**WHAT YOU WILL DO:** Reproduce the records below exactly as they appear.

**RECORDS SUPPLIED:**
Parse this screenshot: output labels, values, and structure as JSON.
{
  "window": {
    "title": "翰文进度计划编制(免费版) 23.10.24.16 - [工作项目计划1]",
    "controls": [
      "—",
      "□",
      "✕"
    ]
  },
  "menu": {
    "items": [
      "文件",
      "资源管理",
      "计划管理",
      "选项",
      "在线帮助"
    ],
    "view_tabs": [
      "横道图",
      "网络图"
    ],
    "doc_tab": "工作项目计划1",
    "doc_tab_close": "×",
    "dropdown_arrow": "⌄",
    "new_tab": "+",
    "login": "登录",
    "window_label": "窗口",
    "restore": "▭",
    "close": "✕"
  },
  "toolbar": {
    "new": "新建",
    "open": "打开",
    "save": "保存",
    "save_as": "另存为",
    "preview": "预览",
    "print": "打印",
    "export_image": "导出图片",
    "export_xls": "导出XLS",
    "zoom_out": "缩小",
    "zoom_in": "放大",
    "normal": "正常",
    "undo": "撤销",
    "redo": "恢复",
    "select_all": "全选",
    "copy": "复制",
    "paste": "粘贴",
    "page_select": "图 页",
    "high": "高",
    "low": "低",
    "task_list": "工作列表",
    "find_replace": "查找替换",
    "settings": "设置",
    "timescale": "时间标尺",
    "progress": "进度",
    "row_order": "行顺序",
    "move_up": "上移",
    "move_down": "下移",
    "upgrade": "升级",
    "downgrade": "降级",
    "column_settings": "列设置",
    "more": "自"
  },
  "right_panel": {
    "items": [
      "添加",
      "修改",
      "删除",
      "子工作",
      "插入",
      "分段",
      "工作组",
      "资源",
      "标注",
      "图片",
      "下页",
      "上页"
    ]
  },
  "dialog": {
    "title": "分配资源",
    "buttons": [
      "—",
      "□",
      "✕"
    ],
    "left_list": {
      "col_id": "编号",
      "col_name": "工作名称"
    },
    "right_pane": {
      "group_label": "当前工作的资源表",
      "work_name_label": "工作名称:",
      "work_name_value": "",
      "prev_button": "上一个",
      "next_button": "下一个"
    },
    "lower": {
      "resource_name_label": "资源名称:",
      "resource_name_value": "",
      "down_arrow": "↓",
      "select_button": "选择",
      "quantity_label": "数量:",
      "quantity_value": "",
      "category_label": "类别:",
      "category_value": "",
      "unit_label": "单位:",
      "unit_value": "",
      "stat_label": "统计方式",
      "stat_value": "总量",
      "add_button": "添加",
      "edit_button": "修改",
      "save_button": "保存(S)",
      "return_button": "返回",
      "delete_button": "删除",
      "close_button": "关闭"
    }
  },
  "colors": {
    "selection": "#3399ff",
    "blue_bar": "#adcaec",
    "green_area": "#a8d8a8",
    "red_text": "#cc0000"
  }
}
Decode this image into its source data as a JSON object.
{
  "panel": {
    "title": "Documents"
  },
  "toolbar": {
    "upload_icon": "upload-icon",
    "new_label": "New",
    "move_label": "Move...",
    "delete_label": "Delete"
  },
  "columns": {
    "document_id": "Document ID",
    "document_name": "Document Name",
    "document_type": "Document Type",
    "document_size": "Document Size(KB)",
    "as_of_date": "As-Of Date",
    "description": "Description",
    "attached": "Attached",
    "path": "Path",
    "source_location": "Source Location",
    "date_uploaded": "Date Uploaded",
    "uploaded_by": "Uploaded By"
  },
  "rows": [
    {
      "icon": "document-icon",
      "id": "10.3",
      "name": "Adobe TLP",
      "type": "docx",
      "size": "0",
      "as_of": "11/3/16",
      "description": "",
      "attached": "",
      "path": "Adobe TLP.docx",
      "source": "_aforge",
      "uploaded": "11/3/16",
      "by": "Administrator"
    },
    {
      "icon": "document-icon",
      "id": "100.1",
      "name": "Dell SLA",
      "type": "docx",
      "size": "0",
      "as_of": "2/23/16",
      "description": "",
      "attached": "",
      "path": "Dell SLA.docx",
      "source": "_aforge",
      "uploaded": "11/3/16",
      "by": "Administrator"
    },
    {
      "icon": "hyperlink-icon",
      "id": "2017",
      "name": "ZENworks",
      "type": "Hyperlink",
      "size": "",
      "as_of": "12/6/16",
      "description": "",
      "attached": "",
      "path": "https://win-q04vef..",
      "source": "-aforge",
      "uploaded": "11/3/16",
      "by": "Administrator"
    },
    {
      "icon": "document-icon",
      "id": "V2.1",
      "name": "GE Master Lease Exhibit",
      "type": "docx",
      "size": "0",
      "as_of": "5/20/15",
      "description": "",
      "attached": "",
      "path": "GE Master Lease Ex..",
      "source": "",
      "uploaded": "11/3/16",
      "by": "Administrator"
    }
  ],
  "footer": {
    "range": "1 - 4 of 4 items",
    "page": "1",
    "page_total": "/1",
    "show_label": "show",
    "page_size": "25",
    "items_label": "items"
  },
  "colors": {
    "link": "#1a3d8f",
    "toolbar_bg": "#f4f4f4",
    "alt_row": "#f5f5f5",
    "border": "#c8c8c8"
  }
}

**EXERCISE RESPONSE:**
Parse this screenshot: output labels, values, and structure as JSON.
{
  "window": {
    "title": "翰文进度计划编制(免费版) 23.10.24.16 - [工作项目计划1]",
    "controls": [
      "—",
      "□",
      "✕"
    ]
  },
  "menu": {
    "items": [
      "文件",
      "资源管理",
      "计划管理",
      "选项",
      "在线帮助"
    ],
    "view_tabs": [
      "横道图",
      "网络图"
    ],
    "doc_tab": "工作项目计划1",
    "doc_tab_close": "×",
    "dropdown_arrow": "⌄",
    "new_tab": "+",
    "login": "登录",
    "window_label": "窗口",
    "restore": "▭",
    "close": "✕"
  },
  "toolbar": {
    "new": "新建",
    "open": "打开",
    "save": "保存",
    "save_as": "另存为",
    "preview": "预览",
    "print": "打印",
    "export_image": "导出图片",
    "export_xls": "导出XLS",
    "zoom_out": "缩小",
    "zoom_in": "放大",
    "normal": "正常",
    "undo": "撤销",
    "redo": "恢复",
    "select_all": "全选",
    "copy": "复制",
    "paste": "粘贴",
    "page_select": "图 页",
    "high": "高",
    "low": "低",
    "task_list": "工作列表",
    "find_replace": "查找替换",
    "settings": "设置",
    "timescale": "时间标尺",
    "progress": "进度",
    "row_order": "行顺序",
    "move_up": "上移",
    "move_down": "下移",
    "upgrade": "升级",
    "downgrade": "降级",
    "column_settings": "列设置",
    "more": "自"
  },
  "right_panel": {
    "items": [
      "添加",
      "修改",
      "删除",
      "子工作",
      "插入",
      "分段",
      "工作组",
      "资源",
      "标注",
      "图片",
      "下页",
      "上页"
    ]
  },
  "dialog": {
    "title": "分配资源",
    "buttons": [
      "—",
      "□",
      "✕"
    ],
    "left_list": {
      "col_id": "编号",
      "col_name": "工作名称"
    },
    "right_pane": {
      "group_label": "当前工作的资源表",
      "work_name_label": "工作名称:",
      "work_name_value": "",
      "prev_button": "上一个",
      "next_button": "下一个"
    },
    "lower": {
      "resource_name_label": "资源名称:",
      "resource_name_value": "",
      "down_arrow": "↓",
      "select_button": "选择",
      "quantity_label": "数量:",
      "quantity_value": "",
      "category_label": "类别:",
      "category_value": "",
      "unit_label": "单位:",
      "unit_value": "",
      "stat_label": "统计方式",
      "stat_value": "总量",
      "add_button": "添加",
      "edit_button": "修改",
      "save_button": "保存(S)",
      "return_button": "返回",
      "delete_button": "删除",
      "close_button": "关闭"
    }
  },
  "colors": {
    "selection": "#3399ff",
    "blue_bar": "#adcaec",
    "green_area": "#a8d8a8",
    "red_text": "#cc0000"
  }
}
Decode this image into its source data as a JSON object.
{
  "panel": {
    "title": "Documents"
  },
  "toolbar": {
    "upload_icon": "upload-icon",
    "new_label": "New",
    "move_label": "Move...",
    "delete_label": "Delete"
  },
  "columns": {
    "document_id": "Document ID",
    "document_name": "Document Name",
    "document_type": "Document Type",
    "document_size": "Document Size(KB)",
    "as_of_date": "As-Of Date",
    "description": "Description",
    "attached": "Attached",
    "path": "Path",
    "source_location": "Source Location",
    "date_uploaded": "Date Uploaded",
    "uploaded_by": "Uploaded By"
  },
  "rows": [
    {
      "icon": "document-icon",
      "id": "10.3",
      "name": "Adobe TLP",
      "type": "docx",
      "size": "0",
      "as_of": "11/3/16",
      "description": "",
      "attached": "",
      "path": "Adobe TLP.docx",
      "source": "_aforge",
      "uploaded": "11/3/16",
      "by": "Administrator"
    },
    {
      "icon": "document-icon",
      "id": "100.1",
      "name": "Dell SLA",
      "type": "docx",
      "size": "0",
      "as_of": "2/23/16",
      "description": "",
      "attached": "",
      "path": "Dell SLA.docx",
      "source": "_aforge",
      "uploaded": "11/3/16",
      "by": "Administrator"
    },
    {
      "icon": "hyperlink-icon",
      "id": "2017",
      "name": "ZENworks",
      "type": "Hyperlink",
      "size": "",
      "as_of": "12/6/16",
      "description": "",
      "attached": "",
      "path": "https://win-q04vef..",
      "source": "-aforge",
      "uploaded": "11/3/16",
      "by": "Administrator"
    },
    {
      "icon": "document-icon",
      "id": "V2.1",
      "name": "GE Master Lease Exhibit",
      "type": "docx",
      "size": "0",
      "as_of": "5/20/15",
      "description": "",
      "attached": "",
      "path": "GE Master Lease Ex..",
      "source": "",
      "uploaded": "11/3/16",
      "by": "Administrator"
    }
  ],
  "footer": {
    "range": "1 - 4 of 4 items",
    "page": "1",
    "page_total": "/1",
    "show_label": "show",
    "page_size": "25",
    "items_label": "items"
  },
  "colors": {
    "link": "#1a3d8f",
    "toolbar_bg": "#f4f4f4",
    "alt_row": "#f5f5f5",
    "border": "#c8c8c8"
  }
}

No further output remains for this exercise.